young people in this community," Buckhanan said.
      While the 100th birthday doesn't officially start until next year, the AKAs began to celebrate this year at their ten regional conventions. They also have a traveling exhibit that was recently in Milwaukee that documents the history of the AKAs.
      And on January 15, 2008, the countdown begins. "We will kick-off our 100th birthday celebration in Washington, D.C. on the campus of Howard University," Buckhanan said. We're expecting 3,000-4,000 of our members to join us there just to start the year off. And then we'll move from there to the big celebration in July back in Washington at Howard University."
      As a part of the celebration, the AKAs honored one of their own who has been  "Making a Difference" in the Wisconsin      State Senate, State Senator Lena Taylor.

Look to seeing the Alpha Kappa Alpha Sorority to be making more of a difference in the Madison area as a  part of their 100th birthday celebration.
Alpha Kappa Alpha Sorority's 99th Founder's Day Luncheon
Service to All Mankind
By Jonathan Gramling
    Even though the Alpha Kappa Alpha Sorority (AKA)  the nation's oldest African American service sorority --  turns 100 next year, it';s hardly showing its age. With a membership of 180,000 --50,000 of them are active -- and nearly 1,000 chapters around the world, the AKAs are acting like they are "spring chickens." Perhaps it has something to do with the solid foundation that has been laid.
       "At that time, there were 16 young ladies, one generation removed from slavery," said Dorothy Buckhanan, national      secretary for the AKAs who was in Madison Ma6 for the Kappa Psi Omega Chapter's 99th Founders Day Celebration. They were students at Howard University. Back in 1908, you didn't have a whole lot of students in college of any persuasion and there weren't a whole lot of women in college. They came together because they were concerned about making a difference and the betterment of mankind."

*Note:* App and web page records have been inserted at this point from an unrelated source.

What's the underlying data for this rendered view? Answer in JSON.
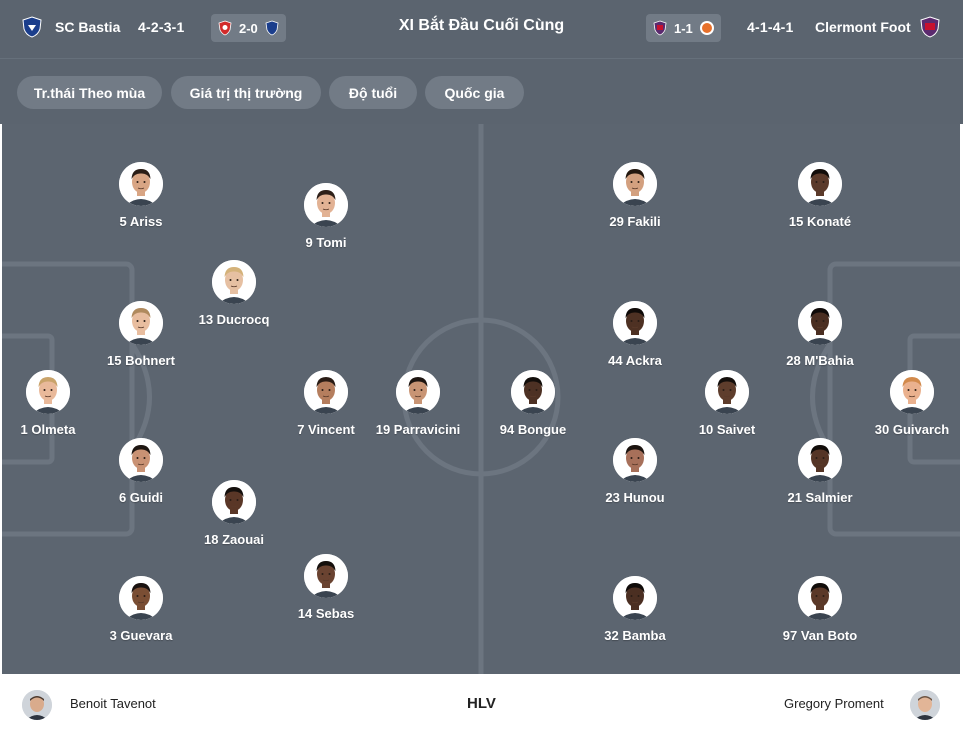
{
  "header": {
    "title": "XI Bắt Đầu Cuối Cùng",
    "home": {
      "name": "SC Bastia",
      "formation": "4-2-3-1",
      "last_result": "2-0",
      "color": "#1b3e8c"
    },
    "away": {
      "name": "Clermont Foot",
      "formation": "4-1-4-1",
      "last_result": "1-1",
      "color": "#c8102e"
    }
  },
  "filters": [
    "Tr.thái Theo mùa",
    "Giá trị thị trường",
    "Độ tuổi",
    "Quốc gia"
  ],
  "home_players": [
    {
      "label": "1 Olmeta",
      "skin": "#e9b99a",
      "hair": "#c9a36a"
    },
    {
      "label": "5 Ariss",
      "skin": "#d8a584",
      "hair": "#2a1d16"
    },
    {
      "label": "15 Bohnert",
      "skin": "#e8bd9f",
      "hair": "#b08a5e"
    },
    {
      "label": "6 Guidi",
      "skin": "#c99274",
      "hair": "#1e1612"
    },
    {
      "label": "3 Guevara",
      "skin": "#7a4e34",
      "hair": "#1a1210"
    },
    {
      "label": "13 Ducrocq",
      "skin": "#e6c0a2",
      "hair": "#d4b27a"
    },
    {
      "label": "18 Zaouai",
      "skin": "#5a3727",
      "hair": "#15100d"
    },
    {
      "label": "9 Tomi",
      "skin": "#e2b294",
      "hair": "#2d2019"
    },
    {
      "label": "7 Vincent",
      "skin": "#b57e5e",
      "hair": "#2a1c15"
    },
    {
      "label": "14 Sebas",
      "skin": "#6a4331",
      "hair": "#15100d"
    },
    {
      "label": "19 Parravicini",
      "skin": "#c89474",
      "hair": "#1d1511"
    }
  ],
  "away_players": [
    {
      "label": "29 Fakili",
      "skin": "#d3a07f",
      "hair": "#24180f"
    },
    {
      "label": "15 Konaté",
      "skin": "#5b3a2a",
      "hair": "#120d0a"
    },
    {
      "label": "44 Ackra",
      "skin": "#4e3123",
      "hair": "#100b09"
    },
    {
      "label": "28 M'Bahia",
      "skin": "#4a2e21",
      "hair": "#100b09"
    },
    {
      "label": "94 Bongue",
      "skin": "#4d3124",
      "hair": "#130e0b"
    },
    {
      "label": "10 Saivet",
      "skin": "#5e3d2c",
      "hair": "#140f0c"
    },
    {
      "label": "30 Guivarch",
      "skin": "#eab18e",
      "hair": "#d28a4c"
    },
    {
      "label": "23 Hunou",
      "skin": "#a7705a",
      "hair": "#1c1410"
    },
    {
      "label": "21 Salmier",
      "skin": "#553526",
      "hair": "#120d0a"
    },
    {
      "label": "32 Bamba",
      "skin": "#4b2f22",
      "hair": "#100b09"
    },
    {
      "label": "97 Van Boto",
      "skin": "#5a3828",
      "hair": "#120d0a"
    }
  ],
  "coaches": {
    "label": "HLV",
    "home": {
      "name": "Benoit Tavenot"
    },
    "away": {
      "name": "Gregory Proment"
    }
  }
}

      While the AKAs have a number of service areas including education, health and the Black family in the service program area they call ESP for Extraordinary Service Program, it recently began to focus on a new area: economic empowerment.  "Ms. Barbara McKinzie, our new national president, and the national board believe that the key to upward mobility for people of color in this country, quite honestly, will be through economic development and entrepreneurship and investing in ourselves and our communities," Buchhanan said. "When you're talking about an economic focus, there are a lot of areas you can go into. Technology is a real high priority for us right now. We just kicked off a technology project with eight college campuses with really focusing the undergraduates on the importance of technology and more importantly, training them to go out to the broader community and expose the citizens to all of the wonderful aspects of technology and how it can be used to change their lives.'

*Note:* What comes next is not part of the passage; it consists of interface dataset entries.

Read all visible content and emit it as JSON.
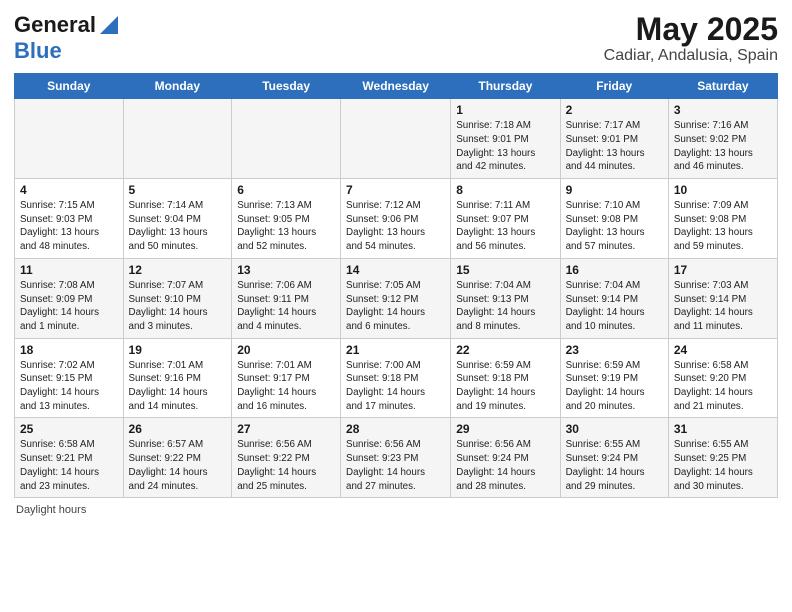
{
  "header": {
    "logo_line1": "General",
    "logo_line2": "Blue",
    "title": "May 2025",
    "subtitle": "Cadiar, Andalusia, Spain"
  },
  "days_of_week": [
    "Sunday",
    "Monday",
    "Tuesday",
    "Wednesday",
    "Thursday",
    "Friday",
    "Saturday"
  ],
  "footer_text": "Daylight hours",
  "weeks": [
    [
      {
        "day": "",
        "info": ""
      },
      {
        "day": "",
        "info": ""
      },
      {
        "day": "",
        "info": ""
      },
      {
        "day": "",
        "info": ""
      },
      {
        "day": "1",
        "info": "Sunrise: 7:18 AM\nSunset: 9:01 PM\nDaylight: 13 hours\nand 42 minutes."
      },
      {
        "day": "2",
        "info": "Sunrise: 7:17 AM\nSunset: 9:01 PM\nDaylight: 13 hours\nand 44 minutes."
      },
      {
        "day": "3",
        "info": "Sunrise: 7:16 AM\nSunset: 9:02 PM\nDaylight: 13 hours\nand 46 minutes."
      }
    ],
    [
      {
        "day": "4",
        "info": "Sunrise: 7:15 AM\nSunset: 9:03 PM\nDaylight: 13 hours\nand 48 minutes."
      },
      {
        "day": "5",
        "info": "Sunrise: 7:14 AM\nSunset: 9:04 PM\nDaylight: 13 hours\nand 50 minutes."
      },
      {
        "day": "6",
        "info": "Sunrise: 7:13 AM\nSunset: 9:05 PM\nDaylight: 13 hours\nand 52 minutes."
      },
      {
        "day": "7",
        "info": "Sunrise: 7:12 AM\nSunset: 9:06 PM\nDaylight: 13 hours\nand 54 minutes."
      },
      {
        "day": "8",
        "info": "Sunrise: 7:11 AM\nSunset: 9:07 PM\nDaylight: 13 hours\nand 56 minutes."
      },
      {
        "day": "9",
        "info": "Sunrise: 7:10 AM\nSunset: 9:08 PM\nDaylight: 13 hours\nand 57 minutes."
      },
      {
        "day": "10",
        "info": "Sunrise: 7:09 AM\nSunset: 9:08 PM\nDaylight: 13 hours\nand 59 minutes."
      }
    ],
    [
      {
        "day": "11",
        "info": "Sunrise: 7:08 AM\nSunset: 9:09 PM\nDaylight: 14 hours\nand 1 minute."
      },
      {
        "day": "12",
        "info": "Sunrise: 7:07 AM\nSunset: 9:10 PM\nDaylight: 14 hours\nand 3 minutes."
      },
      {
        "day": "13",
        "info": "Sunrise: 7:06 AM\nSunset: 9:11 PM\nDaylight: 14 hours\nand 4 minutes."
      },
      {
        "day": "14",
        "info": "Sunrise: 7:05 AM\nSunset: 9:12 PM\nDaylight: 14 hours\nand 6 minutes."
      },
      {
        "day": "15",
        "info": "Sunrise: 7:04 AM\nSunset: 9:13 PM\nDaylight: 14 hours\nand 8 minutes."
      },
      {
        "day": "16",
        "info": "Sunrise: 7:04 AM\nSunset: 9:14 PM\nDaylight: 14 hours\nand 10 minutes."
      },
      {
        "day": "17",
        "info": "Sunrise: 7:03 AM\nSunset: 9:14 PM\nDaylight: 14 hours\nand 11 minutes."
      }
    ],
    [
      {
        "day": "18",
        "info": "Sunrise: 7:02 AM\nSunset: 9:15 PM\nDaylight: 14 hours\nand 13 minutes."
      },
      {
        "day": "19",
        "info": "Sunrise: 7:01 AM\nSunset: 9:16 PM\nDaylight: 14 hours\nand 14 minutes."
      },
      {
        "day": "20",
        "info": "Sunrise: 7:01 AM\nSunset: 9:17 PM\nDaylight: 14 hours\nand 16 minutes."
      },
      {
        "day": "21",
        "info": "Sunrise: 7:00 AM\nSunset: 9:18 PM\nDaylight: 14 hours\nand 17 minutes."
      },
      {
        "day": "22",
        "info": "Sunrise: 6:59 AM\nSunset: 9:18 PM\nDaylight: 14 hours\nand 19 minutes."
      },
      {
        "day": "23",
        "info": "Sunrise: 6:59 AM\nSunset: 9:19 PM\nDaylight: 14 hours\nand 20 minutes."
      },
      {
        "day": "24",
        "info": "Sunrise: 6:58 AM\nSunset: 9:20 PM\nDaylight: 14 hours\nand 21 minutes."
      }
    ],
    [
      {
        "day": "25",
        "info": "Sunrise: 6:58 AM\nSunset: 9:21 PM\nDaylight: 14 hours\nand 23 minutes."
      },
      {
        "day": "26",
        "info": "Sunrise: 6:57 AM\nSunset: 9:22 PM\nDaylight: 14 hours\nand 24 minutes."
      },
      {
        "day": "27",
        "info": "Sunrise: 6:56 AM\nSunset: 9:22 PM\nDaylight: 14 hours\nand 25 minutes."
      },
      {
        "day": "28",
        "info": "Sunrise: 6:56 AM\nSunset: 9:23 PM\nDaylight: 14 hours\nand 27 minutes."
      },
      {
        "day": "29",
        "info": "Sunrise: 6:56 AM\nSunset: 9:24 PM\nDaylight: 14 hours\nand 28 minutes."
      },
      {
        "day": "30",
        "info": "Sunrise: 6:55 AM\nSunset: 9:24 PM\nDaylight: 14 hours\nand 29 minutes."
      },
      {
        "day": "31",
        "info": "Sunrise: 6:55 AM\nSunset: 9:25 PM\nDaylight: 14 hours\nand 30 minutes."
      }
    ]
  ]
}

      And the activism on the national level goes straight to the local level.  "We challenge the local chapter to do even more, take on even more stuff considering all the issues that are facing us and most importantly,  the
May 16, 2007 Archives